to praise Him eternally with you. Amen.

 

Posted in Art Dei, Morning Prayers, Saint of the Day

Thought for the Day – 23 April

Thought for the Day – 23 April

The Christian hero is not the slayer of dragons or the knight who wields the sword.
The Christian hero is the saint, although saints like St Joan of Arc, could and did wield the sword too.
St George, whose Memorial it is today, got lost in legends and folklore but he was a real soldier who gave his life in witness to Christ.   He was a Martyr for Christ – the ultimate act of heroism.   If only we remembered him correctly and with honour, for this martyrdom for the One who saved us!

martyrdom-of-saint-george

Martyrdom of Saint George, c.1564 – Paolo Veronese

St George pray for us and we pray that your memory may be restored!

ST GEORGE - APRIL 23

Posted in Easter, Feasts and Solemnities, Morning Prayers, Quotes of the Saints

Quote/s of the Day – 23 April – Divine Mercy Sunday

Quote/s of the Dat – 23 April – Divine Mercy Sunday

“There is nothing more man needs than Divine Mercy – that love which is benevolent, which is compassionate, which raises man above his weakness to the infinite heights to the holiness of God.”

THERE IS NOTHING MORE MAN NEEDS-STJP

 

“When we go before Jesus in the Blessed Sacrament we represent the one in the world who is in most need of God’s Mercy.”   We “Stand in behalf of the one in the world who does not know Christ and who is farthest away from God and we bring down upon their soul the Precious Blood of The Lamb.”

WHEN WE GO BEFORE THE LORD

St Pope John Paul II

Posted in Easter, Feasts and Solemnities, Morning Prayers, Prayers of the Saints, Quotes of the Saints, Saint of the Day, The Word

One Minute Reflection – 23 April Octave and Divine Mercy Sunday

One Minute Reflection – 23 April
Octave and Divine Mercy Sunday

DAILY MEDITATION: Kindle the faith of your people and show us Your Mercy!

But you are “a chosen race, a royal priesthood, a holy nation, a people of his own, so that you may announce the praises” of him who called you out of darkness into his wonderful light.    Once you were “no people” but now you are God’s people; you “had not received mercy” but now you have received mercy………………..1 Peter 2:9-10

REFLECTION – “How much the world is in need of the mercy of God today!   In every continent, from the depths of human suffering, a cry for mercy seems to rise.   In those places where hatred and the thirst for revenge are overwhelming, where war brings suffering and the death of innocents, one needs the grace of mercy to pacify the minds and the hearts and make peace spring forth.   In those places where there is less respect for life and human dignity, one needs the merciful love of God, in whose light we see the ineffable value of every single human being.   Mercy is needed to ensure that every injustice may find its solution in the splendour of truth. …..As a gift to humanity, which sometimes seems bewildered and overwhelmed by the power of evil, selfishness, and fear, the Risen Lord offers His love that pardons, reconciles, and reopens hearts to love.

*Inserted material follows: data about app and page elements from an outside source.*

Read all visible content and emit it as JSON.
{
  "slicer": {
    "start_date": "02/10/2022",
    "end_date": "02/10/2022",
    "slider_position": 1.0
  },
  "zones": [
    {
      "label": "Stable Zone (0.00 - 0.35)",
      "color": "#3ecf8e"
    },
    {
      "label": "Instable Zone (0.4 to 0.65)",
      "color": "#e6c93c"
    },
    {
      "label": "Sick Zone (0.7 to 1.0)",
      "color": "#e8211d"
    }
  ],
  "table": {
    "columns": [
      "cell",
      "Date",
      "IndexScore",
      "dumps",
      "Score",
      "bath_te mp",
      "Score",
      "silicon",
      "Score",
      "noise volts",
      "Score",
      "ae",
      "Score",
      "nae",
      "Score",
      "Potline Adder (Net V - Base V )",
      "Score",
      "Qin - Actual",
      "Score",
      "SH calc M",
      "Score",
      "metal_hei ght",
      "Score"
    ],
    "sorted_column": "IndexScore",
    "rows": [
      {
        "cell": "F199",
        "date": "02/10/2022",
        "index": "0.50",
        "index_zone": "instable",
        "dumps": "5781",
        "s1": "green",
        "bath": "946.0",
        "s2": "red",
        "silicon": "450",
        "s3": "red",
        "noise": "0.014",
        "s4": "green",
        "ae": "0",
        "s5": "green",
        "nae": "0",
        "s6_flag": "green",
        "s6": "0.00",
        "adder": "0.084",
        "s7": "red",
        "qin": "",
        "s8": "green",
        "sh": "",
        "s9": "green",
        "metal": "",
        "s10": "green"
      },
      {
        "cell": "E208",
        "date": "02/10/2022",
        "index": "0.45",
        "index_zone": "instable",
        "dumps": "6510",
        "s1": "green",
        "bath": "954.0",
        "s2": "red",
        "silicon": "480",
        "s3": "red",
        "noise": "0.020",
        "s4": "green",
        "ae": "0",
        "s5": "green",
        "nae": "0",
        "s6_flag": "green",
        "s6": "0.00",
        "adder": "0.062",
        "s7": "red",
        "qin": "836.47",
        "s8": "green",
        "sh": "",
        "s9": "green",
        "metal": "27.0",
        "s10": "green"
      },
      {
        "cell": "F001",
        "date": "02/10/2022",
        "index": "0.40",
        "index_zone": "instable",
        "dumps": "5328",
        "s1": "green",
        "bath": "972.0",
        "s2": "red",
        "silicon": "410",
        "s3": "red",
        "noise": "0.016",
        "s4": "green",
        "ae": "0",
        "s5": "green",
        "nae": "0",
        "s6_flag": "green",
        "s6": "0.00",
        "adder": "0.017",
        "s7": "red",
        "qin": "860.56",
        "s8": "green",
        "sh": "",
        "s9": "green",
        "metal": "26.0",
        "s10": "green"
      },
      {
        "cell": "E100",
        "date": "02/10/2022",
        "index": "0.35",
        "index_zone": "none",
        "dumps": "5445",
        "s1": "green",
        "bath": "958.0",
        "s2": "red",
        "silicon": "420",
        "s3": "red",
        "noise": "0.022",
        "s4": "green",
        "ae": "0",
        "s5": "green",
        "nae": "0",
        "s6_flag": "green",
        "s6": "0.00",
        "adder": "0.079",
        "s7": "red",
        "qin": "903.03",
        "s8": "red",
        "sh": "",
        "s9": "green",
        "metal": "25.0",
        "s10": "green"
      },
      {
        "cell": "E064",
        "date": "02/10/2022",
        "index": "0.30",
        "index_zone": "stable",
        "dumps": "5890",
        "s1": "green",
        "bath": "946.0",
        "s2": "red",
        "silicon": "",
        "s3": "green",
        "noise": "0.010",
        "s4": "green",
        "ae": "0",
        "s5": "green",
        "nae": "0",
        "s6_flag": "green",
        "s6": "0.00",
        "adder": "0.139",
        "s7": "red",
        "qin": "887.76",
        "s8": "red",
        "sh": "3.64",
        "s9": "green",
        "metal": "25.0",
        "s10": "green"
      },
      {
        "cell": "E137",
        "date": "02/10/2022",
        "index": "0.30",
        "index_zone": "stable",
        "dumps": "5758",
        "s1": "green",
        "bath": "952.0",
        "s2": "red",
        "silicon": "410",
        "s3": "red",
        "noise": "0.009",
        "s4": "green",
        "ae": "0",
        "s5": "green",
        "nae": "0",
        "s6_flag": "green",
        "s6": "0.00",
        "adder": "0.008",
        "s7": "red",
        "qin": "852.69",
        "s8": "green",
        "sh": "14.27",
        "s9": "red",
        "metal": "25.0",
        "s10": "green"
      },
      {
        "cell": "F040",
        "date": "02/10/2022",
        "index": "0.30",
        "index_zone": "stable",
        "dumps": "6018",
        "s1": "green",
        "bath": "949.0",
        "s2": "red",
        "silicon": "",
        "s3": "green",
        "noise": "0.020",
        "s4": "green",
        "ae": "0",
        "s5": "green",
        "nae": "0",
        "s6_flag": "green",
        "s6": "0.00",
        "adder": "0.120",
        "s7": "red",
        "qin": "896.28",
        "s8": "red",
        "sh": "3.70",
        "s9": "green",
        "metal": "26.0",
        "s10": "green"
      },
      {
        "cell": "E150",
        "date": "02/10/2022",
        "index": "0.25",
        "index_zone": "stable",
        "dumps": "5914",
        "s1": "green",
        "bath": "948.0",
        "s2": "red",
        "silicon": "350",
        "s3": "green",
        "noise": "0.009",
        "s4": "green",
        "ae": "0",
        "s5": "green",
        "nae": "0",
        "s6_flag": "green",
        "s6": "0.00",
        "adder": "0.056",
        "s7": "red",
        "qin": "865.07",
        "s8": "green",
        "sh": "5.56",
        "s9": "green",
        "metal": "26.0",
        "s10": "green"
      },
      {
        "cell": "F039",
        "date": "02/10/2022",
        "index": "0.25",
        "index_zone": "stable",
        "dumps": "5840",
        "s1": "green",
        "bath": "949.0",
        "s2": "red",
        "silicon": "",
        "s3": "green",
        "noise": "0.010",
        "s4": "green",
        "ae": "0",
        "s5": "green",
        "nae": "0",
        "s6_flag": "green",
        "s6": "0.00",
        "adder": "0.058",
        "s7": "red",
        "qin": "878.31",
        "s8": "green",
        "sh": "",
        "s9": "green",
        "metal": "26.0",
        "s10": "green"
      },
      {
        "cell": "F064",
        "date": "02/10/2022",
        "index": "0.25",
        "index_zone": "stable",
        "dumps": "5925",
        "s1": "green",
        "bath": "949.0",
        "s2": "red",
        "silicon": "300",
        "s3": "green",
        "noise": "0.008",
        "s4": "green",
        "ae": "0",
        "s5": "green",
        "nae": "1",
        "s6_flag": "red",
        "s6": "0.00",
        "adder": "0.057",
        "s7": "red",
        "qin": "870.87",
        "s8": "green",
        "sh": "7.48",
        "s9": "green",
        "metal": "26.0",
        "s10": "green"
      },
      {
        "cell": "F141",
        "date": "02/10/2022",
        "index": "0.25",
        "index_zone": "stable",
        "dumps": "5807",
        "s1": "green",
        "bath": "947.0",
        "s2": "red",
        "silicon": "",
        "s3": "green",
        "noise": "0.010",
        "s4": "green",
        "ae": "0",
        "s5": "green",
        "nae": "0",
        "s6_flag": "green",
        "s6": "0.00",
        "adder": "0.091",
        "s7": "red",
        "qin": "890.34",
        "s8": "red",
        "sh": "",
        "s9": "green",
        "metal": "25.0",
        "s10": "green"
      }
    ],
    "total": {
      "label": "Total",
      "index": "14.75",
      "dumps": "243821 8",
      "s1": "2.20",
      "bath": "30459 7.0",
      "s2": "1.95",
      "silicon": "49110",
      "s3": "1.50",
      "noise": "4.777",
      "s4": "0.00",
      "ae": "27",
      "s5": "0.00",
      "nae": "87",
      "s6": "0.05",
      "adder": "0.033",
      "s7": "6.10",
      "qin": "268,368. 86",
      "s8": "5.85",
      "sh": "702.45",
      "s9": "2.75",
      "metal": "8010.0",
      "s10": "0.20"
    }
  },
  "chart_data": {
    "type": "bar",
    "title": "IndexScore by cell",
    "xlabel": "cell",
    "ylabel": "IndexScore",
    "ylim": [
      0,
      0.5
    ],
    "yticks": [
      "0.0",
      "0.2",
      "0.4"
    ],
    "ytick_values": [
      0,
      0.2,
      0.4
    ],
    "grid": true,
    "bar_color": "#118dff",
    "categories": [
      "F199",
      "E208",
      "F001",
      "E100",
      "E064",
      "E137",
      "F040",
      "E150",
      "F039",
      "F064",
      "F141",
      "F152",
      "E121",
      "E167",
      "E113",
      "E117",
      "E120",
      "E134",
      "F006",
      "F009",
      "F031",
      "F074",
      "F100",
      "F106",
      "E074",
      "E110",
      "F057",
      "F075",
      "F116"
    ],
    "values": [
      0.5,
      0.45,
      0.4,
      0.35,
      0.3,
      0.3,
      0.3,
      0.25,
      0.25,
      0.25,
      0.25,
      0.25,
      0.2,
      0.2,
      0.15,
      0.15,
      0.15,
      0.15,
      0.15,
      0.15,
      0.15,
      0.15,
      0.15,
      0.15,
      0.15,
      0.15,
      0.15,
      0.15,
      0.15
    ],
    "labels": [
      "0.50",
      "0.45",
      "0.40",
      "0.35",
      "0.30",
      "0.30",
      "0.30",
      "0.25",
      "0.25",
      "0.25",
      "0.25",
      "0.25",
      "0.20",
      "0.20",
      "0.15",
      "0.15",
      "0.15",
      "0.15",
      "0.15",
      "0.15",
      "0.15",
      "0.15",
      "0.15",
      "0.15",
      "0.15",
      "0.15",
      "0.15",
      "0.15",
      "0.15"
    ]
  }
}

It is a love that converts hearts and gives peace.   How much the world needs to understand and accept Divine Mercy!”…………St John Paul

PRAYER – “Lord, who reveal the Father’s love by Your death and Resurrection, we believe in You and confidently repeat to You today: Jesus, I trust in You, have mercy upon us and upon the whole world. Amen.” – St John Paul (During his last journey to Poland in August of 2002) St Adalbert of Prague pray for us!

1 PETER 2-10AS A GIFT TO HUMANITY-ST JOHN PAULst adalbert of prague pray for us